Knowing whether its products or services are elastic is crucial to a company's success. To survive, firms with high elasticity must provide low prices to compete with rivals, leading to a large volume of sales. However, inelastic firms may charge whatever they want for their products and services since they are considered necessities.
Customer retention rates are also affected by factors other than price, such as the elasticity of the product or service. Business owners generally want to move items with "inelastic demand," meaning consumers will keep buying the product or service even if the price increases.
Applications of elasticity

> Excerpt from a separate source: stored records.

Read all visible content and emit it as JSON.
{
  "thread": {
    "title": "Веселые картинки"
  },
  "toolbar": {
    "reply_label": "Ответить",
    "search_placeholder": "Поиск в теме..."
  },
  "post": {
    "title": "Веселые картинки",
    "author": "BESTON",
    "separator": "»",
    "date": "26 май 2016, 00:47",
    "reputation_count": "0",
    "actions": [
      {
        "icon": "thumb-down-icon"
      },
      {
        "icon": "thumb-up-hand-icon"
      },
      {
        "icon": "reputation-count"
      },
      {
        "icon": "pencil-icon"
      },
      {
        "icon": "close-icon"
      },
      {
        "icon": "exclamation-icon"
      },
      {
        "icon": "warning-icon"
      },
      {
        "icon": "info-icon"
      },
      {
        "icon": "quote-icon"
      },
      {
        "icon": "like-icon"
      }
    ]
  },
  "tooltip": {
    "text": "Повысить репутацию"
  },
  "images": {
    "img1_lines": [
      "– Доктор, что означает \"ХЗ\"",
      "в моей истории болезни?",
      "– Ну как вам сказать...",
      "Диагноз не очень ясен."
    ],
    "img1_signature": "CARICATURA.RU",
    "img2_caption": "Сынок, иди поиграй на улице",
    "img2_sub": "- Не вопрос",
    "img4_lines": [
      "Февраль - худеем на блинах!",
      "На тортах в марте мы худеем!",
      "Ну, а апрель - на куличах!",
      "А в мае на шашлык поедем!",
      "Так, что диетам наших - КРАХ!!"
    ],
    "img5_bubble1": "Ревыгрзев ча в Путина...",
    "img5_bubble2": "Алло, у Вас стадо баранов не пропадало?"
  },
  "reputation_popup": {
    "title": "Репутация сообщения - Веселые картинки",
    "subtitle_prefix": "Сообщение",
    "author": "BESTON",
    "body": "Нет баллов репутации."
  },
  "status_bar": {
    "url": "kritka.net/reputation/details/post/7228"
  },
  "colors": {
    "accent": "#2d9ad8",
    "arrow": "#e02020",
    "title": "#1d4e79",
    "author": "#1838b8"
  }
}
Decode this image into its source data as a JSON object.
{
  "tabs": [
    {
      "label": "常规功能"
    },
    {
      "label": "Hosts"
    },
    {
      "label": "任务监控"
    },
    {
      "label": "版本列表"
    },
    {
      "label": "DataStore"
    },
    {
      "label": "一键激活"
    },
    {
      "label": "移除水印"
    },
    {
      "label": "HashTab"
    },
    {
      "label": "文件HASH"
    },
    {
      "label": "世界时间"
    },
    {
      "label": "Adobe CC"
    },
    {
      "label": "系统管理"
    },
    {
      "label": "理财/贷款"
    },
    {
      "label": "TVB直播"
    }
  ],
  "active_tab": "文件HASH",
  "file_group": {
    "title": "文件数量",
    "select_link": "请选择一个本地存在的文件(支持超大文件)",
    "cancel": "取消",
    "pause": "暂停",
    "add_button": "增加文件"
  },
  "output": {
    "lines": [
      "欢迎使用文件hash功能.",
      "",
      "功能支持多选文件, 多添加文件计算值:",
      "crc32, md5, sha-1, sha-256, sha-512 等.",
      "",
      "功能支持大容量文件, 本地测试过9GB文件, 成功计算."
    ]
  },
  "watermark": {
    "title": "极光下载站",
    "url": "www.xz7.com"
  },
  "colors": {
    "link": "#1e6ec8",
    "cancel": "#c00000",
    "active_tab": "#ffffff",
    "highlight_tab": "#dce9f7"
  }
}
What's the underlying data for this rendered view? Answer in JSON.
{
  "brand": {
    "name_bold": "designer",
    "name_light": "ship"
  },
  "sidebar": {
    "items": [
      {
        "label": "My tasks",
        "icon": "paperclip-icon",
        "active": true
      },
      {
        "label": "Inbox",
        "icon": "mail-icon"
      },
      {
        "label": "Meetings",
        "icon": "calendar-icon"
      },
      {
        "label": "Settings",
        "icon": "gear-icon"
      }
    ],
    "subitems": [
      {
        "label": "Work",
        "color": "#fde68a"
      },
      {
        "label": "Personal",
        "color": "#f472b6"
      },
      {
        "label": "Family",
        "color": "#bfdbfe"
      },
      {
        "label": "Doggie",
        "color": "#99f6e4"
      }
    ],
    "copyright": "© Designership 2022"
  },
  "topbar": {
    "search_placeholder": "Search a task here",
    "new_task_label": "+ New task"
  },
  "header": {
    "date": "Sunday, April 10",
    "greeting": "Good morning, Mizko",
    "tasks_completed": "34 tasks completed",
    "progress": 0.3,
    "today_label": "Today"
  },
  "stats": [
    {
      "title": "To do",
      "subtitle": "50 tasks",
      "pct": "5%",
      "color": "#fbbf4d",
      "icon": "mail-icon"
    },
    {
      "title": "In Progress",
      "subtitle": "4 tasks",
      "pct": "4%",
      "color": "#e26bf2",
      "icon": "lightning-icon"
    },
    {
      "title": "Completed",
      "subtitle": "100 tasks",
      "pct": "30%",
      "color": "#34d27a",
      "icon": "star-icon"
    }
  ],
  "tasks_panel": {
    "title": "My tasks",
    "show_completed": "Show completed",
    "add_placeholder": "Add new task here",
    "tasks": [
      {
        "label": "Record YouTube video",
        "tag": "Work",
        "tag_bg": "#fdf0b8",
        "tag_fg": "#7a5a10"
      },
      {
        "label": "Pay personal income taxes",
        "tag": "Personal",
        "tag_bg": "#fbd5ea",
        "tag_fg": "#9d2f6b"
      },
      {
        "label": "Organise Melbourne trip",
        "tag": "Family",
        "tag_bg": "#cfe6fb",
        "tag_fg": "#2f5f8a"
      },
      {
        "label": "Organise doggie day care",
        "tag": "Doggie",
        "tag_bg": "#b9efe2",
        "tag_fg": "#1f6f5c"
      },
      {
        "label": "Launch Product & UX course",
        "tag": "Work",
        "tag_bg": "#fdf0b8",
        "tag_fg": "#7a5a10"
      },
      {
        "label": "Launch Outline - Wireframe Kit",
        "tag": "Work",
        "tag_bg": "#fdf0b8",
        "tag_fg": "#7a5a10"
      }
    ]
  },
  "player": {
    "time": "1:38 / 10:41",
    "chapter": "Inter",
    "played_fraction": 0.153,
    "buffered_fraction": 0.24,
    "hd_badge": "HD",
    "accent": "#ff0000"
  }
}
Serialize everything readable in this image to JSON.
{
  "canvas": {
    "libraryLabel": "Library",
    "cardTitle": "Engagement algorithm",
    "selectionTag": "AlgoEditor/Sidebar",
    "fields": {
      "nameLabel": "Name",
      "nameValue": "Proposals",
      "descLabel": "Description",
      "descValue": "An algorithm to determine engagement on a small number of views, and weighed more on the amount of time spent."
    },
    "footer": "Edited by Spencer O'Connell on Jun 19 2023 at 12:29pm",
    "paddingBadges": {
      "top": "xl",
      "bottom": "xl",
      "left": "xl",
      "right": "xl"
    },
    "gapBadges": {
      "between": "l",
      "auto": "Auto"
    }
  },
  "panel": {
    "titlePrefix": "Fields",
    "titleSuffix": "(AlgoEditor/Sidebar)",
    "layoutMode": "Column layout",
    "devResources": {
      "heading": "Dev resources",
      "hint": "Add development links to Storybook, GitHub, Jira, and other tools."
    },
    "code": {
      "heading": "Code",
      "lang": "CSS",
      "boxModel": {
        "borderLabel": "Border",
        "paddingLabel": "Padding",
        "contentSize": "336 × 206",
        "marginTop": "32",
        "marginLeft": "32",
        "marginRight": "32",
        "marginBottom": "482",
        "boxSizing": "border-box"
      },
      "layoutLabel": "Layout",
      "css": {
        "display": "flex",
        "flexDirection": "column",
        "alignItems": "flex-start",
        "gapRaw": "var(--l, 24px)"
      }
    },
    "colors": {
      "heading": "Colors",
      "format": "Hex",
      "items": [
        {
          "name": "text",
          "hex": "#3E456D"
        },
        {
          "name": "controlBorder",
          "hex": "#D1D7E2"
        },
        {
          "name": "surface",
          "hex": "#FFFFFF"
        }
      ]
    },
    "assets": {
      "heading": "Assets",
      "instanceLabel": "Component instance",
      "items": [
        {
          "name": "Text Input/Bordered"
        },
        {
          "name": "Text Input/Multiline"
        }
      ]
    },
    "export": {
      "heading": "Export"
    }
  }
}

In economics, elasticity may be used in a wide variety of contexts. In particular, knowing about elasticity is crucial to comprehending how supply and demand react in a market.
Governments and businesses alike may benefit from a deeper understanding of elasticity. Businesses may use elasticity to account for the impact of raw material price changes on their bottom line.
The idea of elasticity may be used as a price strategy tool in business. On the contrary, a business owner must determine whether or not lowering prices would increase product demand and prevent a loss. On the other hand, businesses must evaluate whether raising prices and decreasing output increases profits. The explanation is that it is lucrative for businesses to lower prices and wait for demand to grow if it is elastic enough. However, if the pricing is inelastic, it is beneficial to reduce output and allow prices to increase because consumers will be unable to substitute other goods or services for the ones they are forced to buy. Though businesses should not allow their product prices to grow over the inelasticity threshold, if they do, price elasticity will kick in, and the product's demand will inevitably fall.
The principle is crucial for governments to use taxes. If the government is considering raising taxes on products, it may utilize elasticity to determine whether or not this would be a good idea. When governments place higher taxes on items, they often see a corresponding drop in demand. A tax rise would not affect the demand for inelastic items, while the demand for elastic goods may be. Elasticity may be used to analyze the necessity for government action beyond only taxes.
The government also must provide widespread access to these necessities. The government steps in by establishing price controls to make sure these items are at least somewhat accessible to the general public.
Elasticity indicates how sensitive a variable is to changes in other variables—or just one factor. This sensitivity is most frequently expressed as a change in the amount requested to shifts in other parameters, such as price. Price elasticity is the extent to which people, customers, or producers adjust their demand or the amount provided due to price or income changes in commerce and economics. It is mainly used to measure the shift in customer demand caused by fluctuating an item or service price.